We celebrate mothers this Sunday. The modern American holiday of Mother’s Day was first celebrated in 1908, when Anna Jarvis held a memorial for her mother at St Andrew’s Methodist Church in Grafton, West Virginia, which now holds the International Mother’s Day Shrine. Anna’s mother, Ann Jarvis, was a peace activist who cared for wounded soldiers on both sides of the Civil War.
Although Jarvis was successful in founding Mother’s Day, she soon became resentful of the commercialization and was angry that companies would profit from the holiday. By the early 1920s, Hallmark and other companies started selling Mother’s Day cards. Jarvis became so embittered by what she saw as misinterpretation and exploitation that she protested and even tried to rescind Mother’s Day. The holiday that she had worked so hard for was supposed to be about sentiment, not about profit.
Jarvis’ intention for the holiday had been for people to appreciate and honor mothers by writing a personal letter, by hand, expressing love and gratitude, rather than buying gifts and pre-made cards.
Jarvis organized boycotts and threatened lawsuits to try to stop the commercialization. She crashed a candy-makers’ convention in Philadelphia in 1923. Two years later she protested at a confab of the American War Mothers, which raised money by selling carnations, the flower associated with Mother’s Day, and was arrested for disturbing the peace. (From Wikipedia)
Our celebration Sunday will not be as tumultuous! But I can’t promise that nothing will be sold on the patio. 😉
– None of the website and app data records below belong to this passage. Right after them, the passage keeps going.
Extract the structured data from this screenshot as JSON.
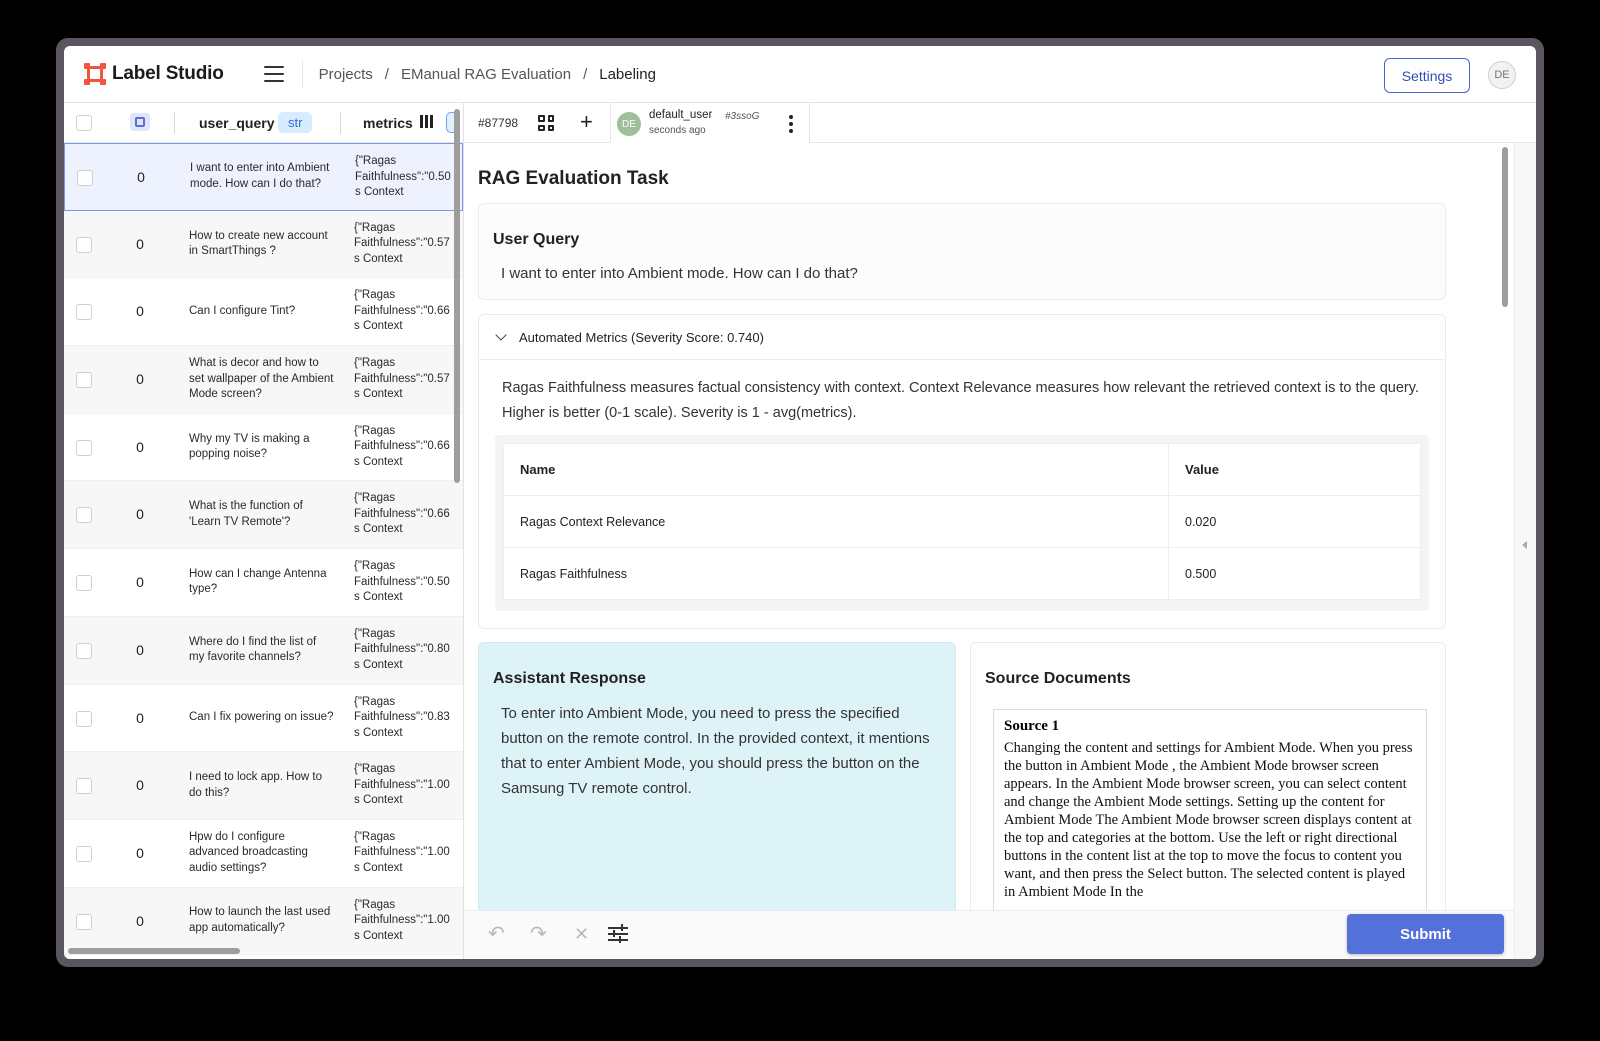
{
  "app": {
    "name": "Label Studio",
    "brand_color": "#f0563b",
    "accent_color": "#5470d9"
  },
  "breadcrumb": {
    "items": [
      "Projects",
      "EManual RAG Evaluation",
      "Labeling"
    ],
    "separator": "/"
  },
  "topbar": {
    "settings_label": "Settings",
    "avatar_initials": "DE"
  },
  "table": {
    "headers": {
      "user_query": "user_query",
      "user_query_type": "str",
      "metrics": "metrics"
    },
    "rows": [
      {
        "num": "0",
        "query": "I want to enter into Ambient mode. How can I do that?",
        "metrics": "{\"Ragas\nFaithfulness\":\"0.50\ns Context"
      },
      {
        "num": "0",
        "query": "How to create new account in SmartThings ?",
        "metrics": "{\"Ragas\nFaithfulness\":\"0.57\ns Context"
      },
      {
        "num": "0",
        "query": "Can I configure Tint?",
        "metrics": "{\"Ragas\nFaithfulness\":\"0.66\ns Context"
      },
      {
        "num": "0",
        "query": "What is decor and how to set wallpaper of the Ambient Mode screen?",
        "metrics": "{\"Ragas\nFaithfulness\":\"0.57\ns Context"
      },
      {
        "num": "0",
        "query": "Why my TV is making a popping noise?",
        "metrics": "{\"Ragas\nFaithfulness\":\"0.66\ns Context"
      },
      {
        "num": "0",
        "query": "What is the function of 'Learn TV Remote'?",
        "metrics": "{\"Ragas\nFaithfulness\":\"0.66\ns Context"
      },
      {
        "num": "0",
        "query": "How can I change Antenna type?",
        "metrics": "{\"Ragas\nFaithfulness\":\"0.50\ns Context"
      },
      {
        "num": "0",
        "query": "Where do I find the list of my favorite channels?",
        "metrics": "{\"Ragas\nFaithfulness\":\"0.80\ns Context"
      },
      {
        "num": "0",
        "query": "Can I fix powering on issue?",
        "metrics": "{\"Ragas\nFaithfulness\":\"0.83\ns Context"
      },
      {
        "num": "0",
        "query": "I need to lock app. How to do this?",
        "metrics": "{\"Ragas\nFaithfulness\":\"1.00\ns Context"
      },
      {
        "num": "0",
        "query": "Hpw do I configure advanced broadcasting audio settings?",
        "metrics": "{\"Ragas\nFaithfulness\":\"1.00\ns Context"
      },
      {
        "num": "0",
        "query": "How to launch the last used app automatically?",
        "metrics": "{\"Ragas\nFaithfulness\":\"1.00\ns Context"
      }
    ]
  },
  "task": {
    "id": "#87798",
    "annotator": {
      "initials": "DE",
      "name": "default_user",
      "hash": "#3ssoG",
      "time": "seconds ago"
    },
    "title": "RAG Evaluation Task",
    "user_query": {
      "heading": "User Query",
      "text": "I want to enter into Ambient mode. How can I do that?"
    },
    "metrics": {
      "header": "Automated Metrics (Severity Score: 0.740)",
      "description": "Ragas Faithfulness measures factual consistency with context. Context Relevance measures how relevant the retrieved context is to the query. Higher is better (0-1 scale). Severity is 1 - avg(metrics).",
      "columns": [
        "Name",
        "Value"
      ],
      "rows": [
        {
          "name": "Ragas Context Relevance",
          "value": "0.020"
        },
        {
          "name": "Ragas Faithfulness",
          "value": "0.500"
        }
      ]
    },
    "response": {
      "heading": "Assistant Response",
      "text": "To enter into Ambient Mode, you need to press the specified button on the remote control. In the provided context, it mentions that to enter Ambient Mode, you should press the button on the Samsung TV remote control."
    },
    "sources": {
      "heading": "Source Documents",
      "label": "Source 1",
      "text": "Changing the content and settings for Ambient Mode. When you press the button in Ambient Mode , the Ambient Mode browser screen appears. In the Ambient Mode browser screen, you can select content and change the Ambient Mode settings. Setting up the content for Ambient Mode The Ambient Mode browser screen displays content at the top and categories at the bottom. Use the left or right directional buttons in the content list at the top to move the focus to content you want, and then press the Select button. The selected content is played in Ambient Mode In the"
    },
    "submit_label": "Submit"
  }
}
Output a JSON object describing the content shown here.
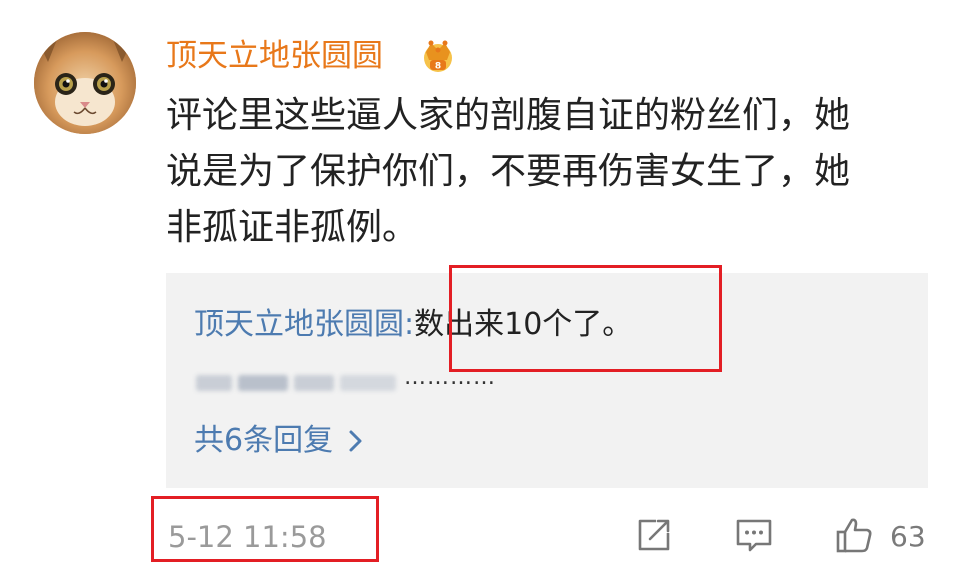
{
  "comment": {
    "username": "顶天立地张圆圆",
    "vip_icon": "crown-vip-icon",
    "text_lines": [
      "评论里这些逼人家的剖腹自证的粉丝们，她",
      "说是为了保护你们，不要再伤害女生了，她",
      "非孤证非孤例。"
    ],
    "timestamp": "5-12 11:58"
  },
  "replies": {
    "author": "顶天立地张圆圆",
    "separator": ":",
    "content": "数出来10个了。",
    "blurred_trailing": "…………",
    "more_label": "共6条回复",
    "more_icon": "chevron-right-icon"
  },
  "actions": {
    "share_icon": "share-icon",
    "comment_icon": "comment-icon",
    "like_icon": "thumbs-up-icon",
    "like_count": "63"
  },
  "colors": {
    "username": "#e8781a",
    "link_blue": "#4d7bb0",
    "highlight_red": "#e31e24",
    "reply_bg": "#f2f2f2",
    "meta_gray": "#9a9a9a"
  }
}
In the sermon, I will tell you about a biblical mother who dreamed big for her baby.
See you Sunday,
Rev. Doug Norris